Things have changed a lot in the past eight years.
In October, 2004, I stood in front of my class of sixth graders at Channel View School for Research to teach a lesson on the skill of persuasive speaking–the literacy “genre of the month” as selected by regional office curriculum planners. I remember that I began the class by reading aloud an excerpt of a political speech delivered during the summer 2004 Democratic convention by a relatively obscure legislator from Illinois named Barack Obama. I will never forget how those cynical urban youngsters rolled their eyes skeptically at me when I stated with confidence that the speaker would, some day, become the first African-American President of the United States.
I’m trying to decide whether I’d rather be living in 2004.
Then, over Columbus Day weekend, I thought hard about whether I’d rather be living in 1974. I walked through the vastly changed halls of my high school alma mater in Western Pennsylvania, at an open house commemorating the 50th anniversary of the school’s founding. It was comforting that the pay telephone outside of the yearbook office, where I called home regularly to check on my college acceptance letters, was still there. I vividly remember the day in 1974 when I got the good news that I was accepted to Northwestern University (which was known to some as the “Harvard of the Midwest,” and to others as the Big Ten school with the longest losing streak in college football history). The scream of joy I emitted, standing at that pay phone, is fixed in my memory.
However, it was discomforting that the school’s legendary principal, William K. Miller, did not remember me when I said hello at the gala dinner later that evening. I had never played on our school’s championship football team (or in any other sport, for that matter), and hence was ineligible for the “Kiski Area Hall of Fame.” Perhaps Miller unconsciously blanked out any memory of that rare Kiski student who had chosen to attend a university with such a notoriously poor football team. Miller must have felt an awkward need to say something, so he just gazed at my freshly coiffed head of hair and chirped: “love those blondes!”
At this point, I felt like I WAS in 1974.
But the facts tell me otherwise. I see three framed diplomas on my wall. I’m the mother of two college-bound teenagers, with a box full of color brochures to show for it. I’ve been the owner of three automobiles and four residential properties over the past two decades, and more insurance policies than I care to count. Fifteen years of tax returns show a nice steady progression from my first full-time summer job at S. Klein Department Store, through a Wall Street stint in the late 1980’s. I adhered to the social contract and did my part to fill my home with the trappings of the American Dream, even earning nicely as a temporary part-timer through marriage, pregnancy, family crises, 9/11/01 and the crash of Flight 587. I have been an upstanding citizen—really.
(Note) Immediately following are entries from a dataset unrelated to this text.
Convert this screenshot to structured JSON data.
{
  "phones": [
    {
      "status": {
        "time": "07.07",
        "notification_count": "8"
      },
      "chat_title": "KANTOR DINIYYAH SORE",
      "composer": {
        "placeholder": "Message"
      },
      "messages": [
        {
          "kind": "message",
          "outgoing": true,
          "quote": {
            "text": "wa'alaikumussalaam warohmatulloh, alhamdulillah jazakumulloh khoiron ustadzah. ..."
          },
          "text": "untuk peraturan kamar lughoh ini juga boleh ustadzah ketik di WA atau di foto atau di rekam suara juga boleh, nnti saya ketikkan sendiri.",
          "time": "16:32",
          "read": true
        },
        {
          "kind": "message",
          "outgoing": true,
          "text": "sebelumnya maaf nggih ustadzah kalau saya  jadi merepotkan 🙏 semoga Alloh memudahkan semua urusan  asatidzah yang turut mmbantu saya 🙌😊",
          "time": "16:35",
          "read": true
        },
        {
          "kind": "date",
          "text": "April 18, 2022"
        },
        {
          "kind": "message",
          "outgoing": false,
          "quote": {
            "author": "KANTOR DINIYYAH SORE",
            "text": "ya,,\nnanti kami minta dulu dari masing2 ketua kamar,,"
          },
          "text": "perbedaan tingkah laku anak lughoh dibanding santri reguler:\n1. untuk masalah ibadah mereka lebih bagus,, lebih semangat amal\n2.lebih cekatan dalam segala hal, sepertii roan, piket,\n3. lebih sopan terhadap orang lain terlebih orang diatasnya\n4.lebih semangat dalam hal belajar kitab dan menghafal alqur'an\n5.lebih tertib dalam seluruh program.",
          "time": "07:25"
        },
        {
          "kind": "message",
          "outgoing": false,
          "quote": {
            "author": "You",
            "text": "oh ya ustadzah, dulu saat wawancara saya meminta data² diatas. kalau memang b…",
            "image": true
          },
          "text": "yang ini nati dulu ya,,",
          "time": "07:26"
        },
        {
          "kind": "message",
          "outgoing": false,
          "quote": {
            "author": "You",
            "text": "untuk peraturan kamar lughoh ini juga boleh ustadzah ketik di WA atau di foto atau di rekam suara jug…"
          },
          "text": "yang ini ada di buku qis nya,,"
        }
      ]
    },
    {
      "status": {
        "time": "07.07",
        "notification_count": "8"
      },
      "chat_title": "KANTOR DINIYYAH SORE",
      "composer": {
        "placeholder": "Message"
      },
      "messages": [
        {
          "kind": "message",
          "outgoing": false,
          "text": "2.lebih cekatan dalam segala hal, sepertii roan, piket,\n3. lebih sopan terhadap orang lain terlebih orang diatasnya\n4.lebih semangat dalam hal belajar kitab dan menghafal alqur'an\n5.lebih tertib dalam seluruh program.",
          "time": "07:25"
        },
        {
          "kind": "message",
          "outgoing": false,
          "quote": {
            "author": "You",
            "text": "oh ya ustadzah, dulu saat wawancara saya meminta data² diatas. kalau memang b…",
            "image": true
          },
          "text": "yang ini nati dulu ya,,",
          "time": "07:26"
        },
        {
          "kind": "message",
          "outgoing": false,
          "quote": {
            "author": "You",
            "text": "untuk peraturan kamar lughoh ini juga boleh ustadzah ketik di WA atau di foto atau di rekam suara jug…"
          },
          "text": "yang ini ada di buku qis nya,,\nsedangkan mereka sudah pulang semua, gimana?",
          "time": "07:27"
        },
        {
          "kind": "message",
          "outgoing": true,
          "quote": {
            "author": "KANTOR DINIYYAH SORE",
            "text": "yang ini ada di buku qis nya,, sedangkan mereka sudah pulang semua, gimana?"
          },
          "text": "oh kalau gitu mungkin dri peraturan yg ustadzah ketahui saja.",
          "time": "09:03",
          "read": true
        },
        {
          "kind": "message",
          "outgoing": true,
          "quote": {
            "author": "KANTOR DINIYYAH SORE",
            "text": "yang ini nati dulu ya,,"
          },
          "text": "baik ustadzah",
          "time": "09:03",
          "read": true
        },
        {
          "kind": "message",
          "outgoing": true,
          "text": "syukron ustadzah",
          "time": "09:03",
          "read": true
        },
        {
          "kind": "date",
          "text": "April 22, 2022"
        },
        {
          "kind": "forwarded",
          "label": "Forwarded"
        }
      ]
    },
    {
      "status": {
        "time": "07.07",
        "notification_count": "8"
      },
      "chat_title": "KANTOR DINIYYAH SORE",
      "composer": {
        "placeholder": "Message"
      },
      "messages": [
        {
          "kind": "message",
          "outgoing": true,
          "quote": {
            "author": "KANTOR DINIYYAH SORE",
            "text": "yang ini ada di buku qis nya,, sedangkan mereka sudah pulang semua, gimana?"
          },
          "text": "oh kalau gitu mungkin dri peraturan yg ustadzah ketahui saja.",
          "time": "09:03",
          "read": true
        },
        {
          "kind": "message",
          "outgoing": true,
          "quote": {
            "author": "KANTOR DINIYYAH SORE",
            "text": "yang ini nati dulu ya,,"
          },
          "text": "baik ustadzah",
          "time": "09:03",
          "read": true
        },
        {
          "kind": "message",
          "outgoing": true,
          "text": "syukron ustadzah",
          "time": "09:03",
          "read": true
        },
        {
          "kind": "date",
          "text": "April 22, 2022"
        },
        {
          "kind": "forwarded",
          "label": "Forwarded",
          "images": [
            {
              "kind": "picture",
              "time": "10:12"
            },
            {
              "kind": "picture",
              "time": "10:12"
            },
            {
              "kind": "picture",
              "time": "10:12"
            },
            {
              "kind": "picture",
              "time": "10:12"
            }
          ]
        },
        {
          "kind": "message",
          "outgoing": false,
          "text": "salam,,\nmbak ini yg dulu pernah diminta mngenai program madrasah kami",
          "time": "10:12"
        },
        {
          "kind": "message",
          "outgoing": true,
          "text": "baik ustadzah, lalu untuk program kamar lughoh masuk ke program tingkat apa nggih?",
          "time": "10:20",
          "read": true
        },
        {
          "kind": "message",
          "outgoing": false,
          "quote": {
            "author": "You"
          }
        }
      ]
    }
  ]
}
The question is—do I count anymore, now that I’ve received my first senior discount at Waldbaum’s? If so, how much? Do I count as just one vote to be cast among the vast numbers in the electorate? I don’t own Toys R’ Us, The New York Giants, or Barclay’s Arena. Perhaps I’d count more if I made a million dollars or owned a sports team or conglomerate. Instead, I’m just a passionate volunteer community activist and writer.
I will go to the polls in November, and decide whether to vote for the red, blue, or green team. I know both of the New York State Senate candidates (Joseph Addabbo, Jr. and Eric Ulrich) personally, and believe both are very fit to serve. Having said that, they both favor introduction of gaming tables at the already successful Resorts World Casino, yet fail to support restoration of the Whitepot Junction train line from Ozone Park to Rego Park, which would provide us with a quicker commute to Manhattan and jobs in other parts of Queens. Believe me, Woodhaven Boulevard is going to get a lot more congested,
so we need that train line!
I ask all of our elected officials–when will the people of Queens, who welcomed this casino, get something in return, besides a passel of minimum wage jobs? And when will you, who step forward to lead, show more respect for the remaining ecosystems we have here along the bay and the coast? I think it takes enormous courage these days to defend what is wild, natural and beautiful, particularly where there is money to be made. On this subject, it should be mentioned that Addabbo has opposed fracking for natural gas, but Ulrich, disappointingly, has not. Fracking is a dangerous and greedy sport whose playing field is the fresh underground aquifers of the State of New York.
I wish this were just a football game. And sometimes, I wish it were 1974.
Text copyright Vivian R. Carter 2012. Photos copyright Vivian R. Carter 2012, or used with permission of owners.